In this Easy ARIA tip, I will give you a bit of a hint on how to make not too complex, but still dynamic, menus accessible. We often encounter menus that pop in and out upon a mouse click or activation of an element using the keyboard.
An example can be found at this German blog site. Look for the “Archive” heading, which is a clickable element that shows or hides the archive choices offered by this blog.
Right now,NVDA speaks this item as “clickable”, so the blind user already gets notified that there is a possibility here to press Enter on the item and something will happen. Now how cool would it be if, in addition, NVDA would tell me that something will be expanded, or is currently expanded, and I can press Enter to collapse it?
Fortunately, we have WAI-ARIA to rescue us from this desire! 🙂
There is one more piece to this: Modern screen readers such as NVDA, Orca or modern versions of the commercial screen readers, can also make use of another attribute that tells which element is actually being affected. In this case, the list of categories. This is done through an attribute called aria-controls. The value of this attribute is the ID of the affected element and is set either once or whenever the controlled element changes. In this example, the value would point to the html:ul element with the ID of “archivliste”. The attribute gets set on the same element that also gets aria-expanded and does all the magic. Screen readers then know which element is being referenced, by something called Accessible Relations.
- aria-expanded receives a value of “true” when the elements in question are visible. It is set to “false” when those elements are actually not visible.
- aria-controls is set to the ID of the top level element that gets made visible or invisible.
Both attributes get set on the element that actually does the magic (the same element that has the onclick handler or click/keyboard event listener).
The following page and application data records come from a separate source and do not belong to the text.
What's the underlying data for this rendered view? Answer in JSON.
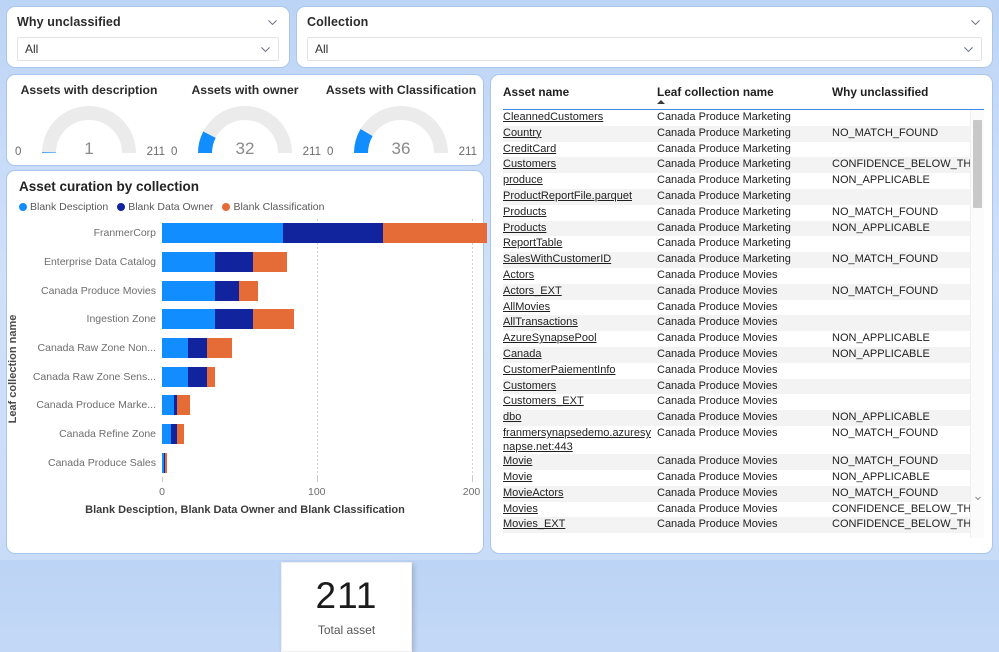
{
  "slicers": [
    {
      "id": "why-unclassified",
      "title": "Why unclassified",
      "value": "All",
      "chevron_icon": "chevron-down-icon"
    },
    {
      "id": "collection",
      "title": "Collection",
      "value": "All",
      "chevron_icon": "chevron-down-icon"
    }
  ],
  "gauges": [
    {
      "title": "Assets with description",
      "value": "1",
      "min": "0",
      "max": "211",
      "value_num": 1,
      "max_num": 211
    },
    {
      "title": "Assets with owner",
      "value": "32",
      "min": "0",
      "max": "211",
      "value_num": 32,
      "max_num": 211
    },
    {
      "title": "Assets with Classification",
      "value": "36",
      "min": "0",
      "max": "211",
      "value_num": 36,
      "max_num": 211
    }
  ],
  "kpi": {
    "value": "211",
    "label": "Total asset"
  },
  "chart_data": {
    "type": "bar",
    "orientation": "horizontal",
    "stacked": true,
    "title": "Asset curation by collection",
    "xlabel": "Blank Desciption, Blank Data Owner and Blank Classification",
    "ylabel": "Leaf collection name",
    "xlim": [
      0,
      210
    ],
    "xticks": [
      0,
      100,
      200
    ],
    "xtick_labels": [
      "0",
      "100",
      "200"
    ],
    "grid": true,
    "legend_position": "top-left",
    "categories": [
      "FranmerCorp",
      "Enterprise Data Catalog",
      "Canada Produce Movies",
      "Ingestion Zone",
      "Canada Raw Zone Non...",
      "Canada Raw Zone Sens...",
      "Canada Produce Marke...",
      "Canada Refine Zone",
      "Canada Produce Sales"
    ],
    "series": [
      {
        "name": "Blank Desciption",
        "color": "#118DFF",
        "values": [
          78,
          34,
          34,
          34,
          17,
          17,
          8,
          6,
          1
        ]
      },
      {
        "name": "Blank Data Owner",
        "color": "#12239E",
        "values": [
          65,
          25,
          16,
          25,
          12,
          12,
          2,
          4,
          1
        ]
      },
      {
        "name": "Blank Classification",
        "color": "#E66C37",
        "values": [
          67,
          22,
          12,
          26,
          16,
          5,
          8,
          4,
          1
        ]
      }
    ]
  },
  "table": {
    "columns": [
      "Asset name",
      "Leaf collection name",
      "Why unclassified"
    ],
    "sorted_column": 1,
    "rows": [
      [
        "CleannedCustomers",
        "Canada Produce Marketing",
        ""
      ],
      [
        "Country",
        "Canada Produce Marketing",
        "NO_MATCH_FOUND"
      ],
      [
        "CreditCard",
        "Canada Produce Marketing",
        ""
      ],
      [
        "Customers",
        "Canada Produce Marketing",
        "CONFIDENCE_BELOW_THRESHOLD"
      ],
      [
        "produce",
        "Canada Produce Marketing",
        "NON_APPLICABLE"
      ],
      [
        "ProductReportFile.parquet",
        "Canada Produce Marketing",
        ""
      ],
      [
        "Products",
        "Canada Produce Marketing",
        "NO_MATCH_FOUND"
      ],
      [
        "Products",
        "Canada Produce Marketing",
        "NON_APPLICABLE"
      ],
      [
        "ReportTable",
        "Canada Produce Marketing",
        ""
      ],
      [
        "SalesWithCustomerID",
        "Canada Produce Marketing",
        "NO_MATCH_FOUND"
      ],
      [
        "Actors",
        "Canada Produce Movies",
        ""
      ],
      [
        "Actors_EXT",
        "Canada Produce Movies",
        "NO_MATCH_FOUND"
      ],
      [
        "AllMovies",
        "Canada Produce Movies",
        ""
      ],
      [
        "AllTransactions",
        "Canada Produce Movies",
        ""
      ],
      [
        "AzureSynapsePool",
        "Canada Produce Movies",
        "NON_APPLICABLE"
      ],
      [
        "Canada",
        "Canada Produce Movies",
        "NON_APPLICABLE"
      ],
      [
        "CustomerPaiementInfo",
        "Canada Produce Movies",
        ""
      ],
      [
        "Customers",
        "Canada Produce Movies",
        ""
      ],
      [
        "Customers_EXT",
        "Canada Produce Movies",
        ""
      ],
      [
        "dbo",
        "Canada Produce Movies",
        "NON_APPLICABLE"
      ],
      [
        "franmersynapsedemo.azuresynapse.net:443",
        "Canada Produce Movies",
        "NO_MATCH_FOUND"
      ],
      [
        "Movie",
        "Canada Produce Movies",
        "NO_MATCH_FOUND"
      ],
      [
        "Movie",
        "Canada Produce Movies",
        "NON_APPLICABLE"
      ],
      [
        "MovieActors",
        "Canada Produce Movies",
        "NO_MATCH_FOUND"
      ],
      [
        "Movies",
        "Canada Produce Movies",
        "CONFIDENCE_BELOW_THRESHOLD"
      ],
      [
        "Movies_EXT",
        "Canada Produce Movies",
        "CONFIDENCE_BELOW_THRESHOLD"
      ]
    ],
    "scroll_up_icon": "chevron-up-icon",
    "scroll_down_icon": "chevron-down-icon"
  },
  "colors": {
    "accent": "#118DFF",
    "series2": "#12239E",
    "series3": "#E66C37",
    "gauge_track": "#EBEBEB",
    "card_border": "#a9c7ee"
  }
}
[Update] One word about placement of the expandable items: Ideally, they should be following the item that expands and collapses them, as can be seen in the example above. The list of archive months follows the heading that has the click handler to expand and collapse it. The result is that screen reader users can expand the items and simply down arrow without having to look for the new content. This makes it feel very natural and efficient.
Also, some screen readers have intelligent detection of dynamic changes and speak them automatically. This is sort of what WAI-ARIA live regions do, but without the explicit live region markup. The result is that upon expansion, the new items might automatically be spoken, which might be undesirable. For example, this list of months would be very undesirable to be rattled off by the synthesizer whenever the list gets expanded. To prevent this, another attribute can be applied, aria-live with its value set to “off”. This prevents supporting screen readers from ever treating this particular region as a live region. This attribute, however, in the example above, would go on the html:ul element, not the element that expands and collapses the list.
Thanks to Aaron Leventhal for these two excellent points![/update]
Previous Easy ARIA Tips
- aria-labelledby and aria-describedby
- aria-invalid and role “alert”